    But hold on a minute - this somehow manages to transparently aim for an 'Exile'-era 'Shine A Light/Just Wanna See His Face' gospel pulse but falls SO calamitously short in every respect it almost seems an insult to call it 'Stonesy', an offence to God and the Devil to even mention the Stones in the same breath. No feel, no Charlie/Bill/Keith gaps or wobbliness to the playing, just a stiff competence that erases pleasure and Gillespie's voice as ever this weak whining pathetic punchable thing that stinks of leather-trousered gusset-chafe on a hot day. What it reveals is that really, in every respect Primal Scream are simply inadequates, always have been, and are the godfathers of every single band since who've had irrefutably 'classic' record collections but a total inability to summon even one tiny iota of the spirit or joy of any of that listening to their own music because they have nothing to give except pisspoor fanboy wannabe dress-up and musically empty pasquinade. Fuck Primal Scream man. I prefer music.

God Hour 
We The Best 

Love the bass on this, a thick, oozing detuned thang oddly reminiscent of New Flesh For Old at their most out-of-control, well served by some heavy kicks and rippling choral vocals. Great lyrics from Vado as well about religious paranoia, the church and the streets that church aims to interpret and control. Crucially, there's a palpable sense throughout 'God Hour' that this could only come from those Harlem streets it so effectively portrays. That's not down to anything you can put your finger on, but anyone from anywhere can feel it intuitively and instinctively. Addictive, engrossing stuff.


Piss Test (Remix) 
Fools Gold 

Juicy J, Jim Jones, Flatbush Zombies, Flosstradamus and the mighty EL-P guest cameo on this, and for once, the party deserves that kind of multi-headed ruckus. Nice thick, heavy synth-saw leads, pulsating dubby electro backing and absolutely no attempt to try and falsely turn that kind of instrumentation into anything lame'n'lazy enough to be 'club friendly' or euphoric. Wicked posse cut, as found on Fool's Gold excellent 'Loosies' comp.
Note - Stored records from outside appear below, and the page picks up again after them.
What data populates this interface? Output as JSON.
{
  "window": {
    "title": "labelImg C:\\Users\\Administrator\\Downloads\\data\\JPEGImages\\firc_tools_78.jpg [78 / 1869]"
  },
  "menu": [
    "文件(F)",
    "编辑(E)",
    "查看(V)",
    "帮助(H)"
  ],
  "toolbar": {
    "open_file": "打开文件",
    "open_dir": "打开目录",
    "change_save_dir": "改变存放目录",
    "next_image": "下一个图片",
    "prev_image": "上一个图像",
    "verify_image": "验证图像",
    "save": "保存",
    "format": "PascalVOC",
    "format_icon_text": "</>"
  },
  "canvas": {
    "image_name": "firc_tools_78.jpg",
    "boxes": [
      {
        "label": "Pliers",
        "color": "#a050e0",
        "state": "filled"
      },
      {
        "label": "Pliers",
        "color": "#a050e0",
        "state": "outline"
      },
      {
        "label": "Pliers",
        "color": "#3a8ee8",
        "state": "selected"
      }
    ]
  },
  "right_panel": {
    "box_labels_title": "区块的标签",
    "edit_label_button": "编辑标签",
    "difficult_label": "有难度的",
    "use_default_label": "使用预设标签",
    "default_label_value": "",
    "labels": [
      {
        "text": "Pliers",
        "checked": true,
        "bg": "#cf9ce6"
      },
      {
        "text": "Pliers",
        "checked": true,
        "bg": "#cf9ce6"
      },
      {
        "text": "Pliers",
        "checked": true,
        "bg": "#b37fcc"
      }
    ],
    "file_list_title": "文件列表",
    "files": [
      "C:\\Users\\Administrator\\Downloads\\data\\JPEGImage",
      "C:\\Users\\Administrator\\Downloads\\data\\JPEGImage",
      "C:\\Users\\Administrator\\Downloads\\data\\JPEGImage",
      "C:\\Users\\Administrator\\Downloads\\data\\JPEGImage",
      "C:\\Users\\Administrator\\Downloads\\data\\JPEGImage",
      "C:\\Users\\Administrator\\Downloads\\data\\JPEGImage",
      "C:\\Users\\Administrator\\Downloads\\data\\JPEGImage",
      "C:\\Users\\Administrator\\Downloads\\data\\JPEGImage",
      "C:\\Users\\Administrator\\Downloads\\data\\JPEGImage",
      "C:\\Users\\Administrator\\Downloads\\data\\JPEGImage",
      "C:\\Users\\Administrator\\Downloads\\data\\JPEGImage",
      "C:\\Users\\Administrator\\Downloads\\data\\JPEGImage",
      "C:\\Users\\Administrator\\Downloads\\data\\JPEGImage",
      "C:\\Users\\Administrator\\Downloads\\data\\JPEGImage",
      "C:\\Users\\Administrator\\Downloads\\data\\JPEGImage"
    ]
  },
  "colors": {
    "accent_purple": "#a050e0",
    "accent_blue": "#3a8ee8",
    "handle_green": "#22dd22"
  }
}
Shake The Room 
G Sound Records 

Why the fuck were people surprised that Cheryl "Get The Jigaboo Up Here & I'll Sort Her Out" Cole sent through Katie "Kill Me With Knives" Waissel & Cher "Eternally Shit" Lloyd in favour of the far superior Gamu Nhengu? Cole is a remorseless violent shit-for-brains with not a clue about music and is a nasty racist bitch into the bargain, what else was she gonna do? She just did the cleansing job before the public got a chance to rid themselves of another black face on the telly, duhh. That said, this new single from Gamu is a nonsensically dated 'nother attempt to retool Arthur Conley's 'Sweet Soul Music' for generation CandyCrushSaga and a song that Gamu herself seems massively uncomfortable with. Let young artists make their statement about the present before you confine them to the past you dimwits. A waste of a great voice and a unique story. 

Theme Park 

The male Haim. If they're gonna play their guitars up that high, tucked in under the nipples, couldn't they take the stance to its logical conclusion and cover up their fuckugly faces as well? I think they think they're Orange Juice but they're nowhere near as pretty and have nothing to give or grace us with other than more music, more of it, more lumps of music, more drums, and more bass and more guitars, just more of it, until it feels like it's up to your windpipe & tickling your glossopharyngeal nerve, until there's no way out without your orifi getting dangerously impacted. Not quite Disneyland. Flamingoland, just outside Pickering.